    Best wishes to your family & especially your daughter! I think my daughter's gene test results took about five days. The gene tests generally look for HLA DQ2&DQ8 haplotypes, because these are the best understood genetic markers associated with the disease -- and some of them are starting to be associated with specific types of celiac damage in the med literature (like double DQ2s tend to have severe intestinal damage appearing sooner than other types). But just so you know (not because I want to worry you, but in case your doctor is not aware) there are instances of biopsy confirmed celiacs without those two genetic types. DQ8 is actually a subtype of DQ3 - the three subtypes of DQ3 are DQ7, DQ8, and DQ9. I know of biopsy confirmed celiacs that are double DQ7 and double DQ9, so maybe retain a little suspicion if one of those types comes up. DQ7 has also come up in a large recent Italian study as a separate risk for celiac in addition to DQ2&8. Most places in the U.S. estimate that about 0.4% of celiacs are DQ2DQ8 negative -- that sounds really rare but it actually means one out of every 250 celiacs is 'genetically negative'....so if you put that together with 1% of the population figure.... its still about a million people who have celiac disease, and are DQ2/DQ8 negative, in North America alone. And in Europe the estimates are higher. Most European studies put the number of DQ2/DQ8 negative celiacs at between 2-6% of celiacs. Sorry I don't have Australia specific numbers for you! I really didn't mention this to freak you out, because the first ped GI we saw told us that if our daughter didn't 'have the genes' we didn't have to worry about it....and that turned out to be wrong....as we figured out watching how much sicker she got. She is double DQ7, but is not biopsy confirmed. Her dad is biopsy confirmed, but hasn't been genetically tested -- we know he has one DQ7 allele because of her test, but we don't know his other gene.

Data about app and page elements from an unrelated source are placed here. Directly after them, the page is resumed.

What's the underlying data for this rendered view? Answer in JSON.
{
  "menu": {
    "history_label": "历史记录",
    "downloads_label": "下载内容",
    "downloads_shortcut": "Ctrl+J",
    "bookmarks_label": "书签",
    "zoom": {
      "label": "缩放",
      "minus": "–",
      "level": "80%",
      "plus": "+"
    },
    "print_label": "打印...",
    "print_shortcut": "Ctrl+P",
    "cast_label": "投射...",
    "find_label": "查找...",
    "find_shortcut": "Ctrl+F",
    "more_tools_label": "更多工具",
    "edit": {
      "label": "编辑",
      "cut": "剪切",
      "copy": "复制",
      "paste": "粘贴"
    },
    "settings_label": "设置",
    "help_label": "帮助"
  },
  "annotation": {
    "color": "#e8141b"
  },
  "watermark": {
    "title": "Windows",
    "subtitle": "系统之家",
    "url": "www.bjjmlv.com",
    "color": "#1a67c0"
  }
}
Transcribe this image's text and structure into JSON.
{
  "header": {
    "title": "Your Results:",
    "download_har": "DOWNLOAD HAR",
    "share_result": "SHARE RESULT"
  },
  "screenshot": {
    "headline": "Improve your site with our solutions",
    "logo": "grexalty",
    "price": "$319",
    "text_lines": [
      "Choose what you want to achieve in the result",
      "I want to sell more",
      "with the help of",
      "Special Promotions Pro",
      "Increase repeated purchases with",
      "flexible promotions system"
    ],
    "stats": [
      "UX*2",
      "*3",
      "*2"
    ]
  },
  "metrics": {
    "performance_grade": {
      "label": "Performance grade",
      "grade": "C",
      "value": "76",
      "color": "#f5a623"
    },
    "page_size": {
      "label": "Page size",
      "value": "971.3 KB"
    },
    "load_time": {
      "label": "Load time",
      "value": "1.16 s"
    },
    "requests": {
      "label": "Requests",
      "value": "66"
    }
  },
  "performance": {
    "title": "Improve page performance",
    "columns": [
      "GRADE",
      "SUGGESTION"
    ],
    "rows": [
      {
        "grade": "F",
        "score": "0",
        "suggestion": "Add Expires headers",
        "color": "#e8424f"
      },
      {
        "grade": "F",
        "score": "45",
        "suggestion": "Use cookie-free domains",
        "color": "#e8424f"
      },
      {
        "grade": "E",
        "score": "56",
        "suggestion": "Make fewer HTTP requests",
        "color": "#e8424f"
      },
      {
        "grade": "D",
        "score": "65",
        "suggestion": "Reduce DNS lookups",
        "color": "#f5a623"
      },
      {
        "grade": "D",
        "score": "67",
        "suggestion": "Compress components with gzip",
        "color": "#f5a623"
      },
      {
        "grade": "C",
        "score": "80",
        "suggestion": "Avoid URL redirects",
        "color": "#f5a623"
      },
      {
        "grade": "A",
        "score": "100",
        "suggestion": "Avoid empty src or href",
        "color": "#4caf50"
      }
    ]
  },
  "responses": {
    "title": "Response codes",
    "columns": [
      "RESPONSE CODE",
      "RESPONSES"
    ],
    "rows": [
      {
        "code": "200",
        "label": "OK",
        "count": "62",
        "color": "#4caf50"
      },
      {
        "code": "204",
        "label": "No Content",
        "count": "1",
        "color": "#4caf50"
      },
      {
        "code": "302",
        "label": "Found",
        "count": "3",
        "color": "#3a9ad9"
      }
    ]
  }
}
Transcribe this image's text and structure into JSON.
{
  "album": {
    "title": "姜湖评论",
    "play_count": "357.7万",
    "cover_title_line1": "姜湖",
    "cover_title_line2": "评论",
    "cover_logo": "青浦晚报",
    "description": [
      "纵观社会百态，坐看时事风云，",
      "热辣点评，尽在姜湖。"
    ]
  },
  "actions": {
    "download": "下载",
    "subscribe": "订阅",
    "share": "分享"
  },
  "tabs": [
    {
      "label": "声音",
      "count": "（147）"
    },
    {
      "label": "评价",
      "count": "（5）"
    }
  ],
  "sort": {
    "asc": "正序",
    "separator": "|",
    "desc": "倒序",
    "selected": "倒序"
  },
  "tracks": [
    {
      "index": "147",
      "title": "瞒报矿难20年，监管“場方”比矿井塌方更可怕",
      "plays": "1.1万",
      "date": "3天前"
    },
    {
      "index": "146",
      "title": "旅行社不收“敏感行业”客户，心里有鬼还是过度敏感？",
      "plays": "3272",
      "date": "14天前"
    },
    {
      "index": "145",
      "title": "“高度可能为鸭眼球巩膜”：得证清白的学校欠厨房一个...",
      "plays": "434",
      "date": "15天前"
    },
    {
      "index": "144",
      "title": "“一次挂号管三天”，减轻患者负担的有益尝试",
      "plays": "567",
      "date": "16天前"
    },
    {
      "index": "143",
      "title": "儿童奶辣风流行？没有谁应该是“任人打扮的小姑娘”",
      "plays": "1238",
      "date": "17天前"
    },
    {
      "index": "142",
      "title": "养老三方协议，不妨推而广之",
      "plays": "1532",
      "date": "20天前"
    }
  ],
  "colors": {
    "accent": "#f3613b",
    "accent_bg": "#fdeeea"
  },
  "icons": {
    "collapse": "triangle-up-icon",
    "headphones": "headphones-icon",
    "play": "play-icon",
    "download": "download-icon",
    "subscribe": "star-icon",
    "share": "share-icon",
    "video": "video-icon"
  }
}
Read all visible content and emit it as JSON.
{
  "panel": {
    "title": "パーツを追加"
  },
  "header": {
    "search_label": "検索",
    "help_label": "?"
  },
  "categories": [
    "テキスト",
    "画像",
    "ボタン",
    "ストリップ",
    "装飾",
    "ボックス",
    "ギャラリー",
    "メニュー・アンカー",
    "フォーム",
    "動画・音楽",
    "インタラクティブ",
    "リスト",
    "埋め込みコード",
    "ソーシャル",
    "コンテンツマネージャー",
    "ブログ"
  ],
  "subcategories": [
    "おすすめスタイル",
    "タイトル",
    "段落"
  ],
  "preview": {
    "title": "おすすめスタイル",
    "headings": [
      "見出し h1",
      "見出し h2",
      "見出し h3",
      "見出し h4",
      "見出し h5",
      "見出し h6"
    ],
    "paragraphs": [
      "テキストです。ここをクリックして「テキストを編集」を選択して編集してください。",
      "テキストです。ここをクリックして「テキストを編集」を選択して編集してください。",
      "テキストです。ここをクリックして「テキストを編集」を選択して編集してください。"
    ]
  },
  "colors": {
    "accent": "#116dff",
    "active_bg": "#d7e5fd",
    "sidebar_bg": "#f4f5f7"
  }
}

We have been speculating in our house (with absolutely no medical backgrounds..ha..... but we do have lots of practical experience with this disease....so chalk this up as a semi-domesticated guess...) that the DQ7 types might be carrying the innate autoimmune problem vs. the adaptive type of autoimmune problem in celiac disease. We are speculating this because my daughter is actually, as far as we can tell, fourth generation with this problem - husbands grandmother died of super-rare intestinal cancer after a lifetime of 'tummy troubles' and with a specific type of early onset dementia that has now been linked to celiacs -- she was never diagnosed because it was a million years ago. Husband's father (and his uncle) are both biopsy confirmed celiacs, husband and his sister (and multiple first cousins) are biopsy confirmed celiacs, and now daughter, seropositive on DGP-IgG only, totally symptomatic (including weird things like mildly clubbed toe nails), and two genes just being better recognized as risk types..... So... I will absolutely be crossing my fingers for you, too, that it isn't celiac and that iron makes your daughter 100%....(but I'll also add that something worse than being a celiac and knowing it, is being a celiac and not knowing it. ! Not knowing you have it puts you at increased risk for cascading autoimmune disorders, infertility, miscarriage, cystic acne, neurological damage, (nerve damage, peripheral neuropathy, some types of depression and anxiety disorders)...and a whole list of other horrible things. A celiac diagnosis is really tough, but lots of supportive help is available if that turns out to be the case - and I have great gluten-free scone & butter cookie recipies I'll happily share if you like to bake....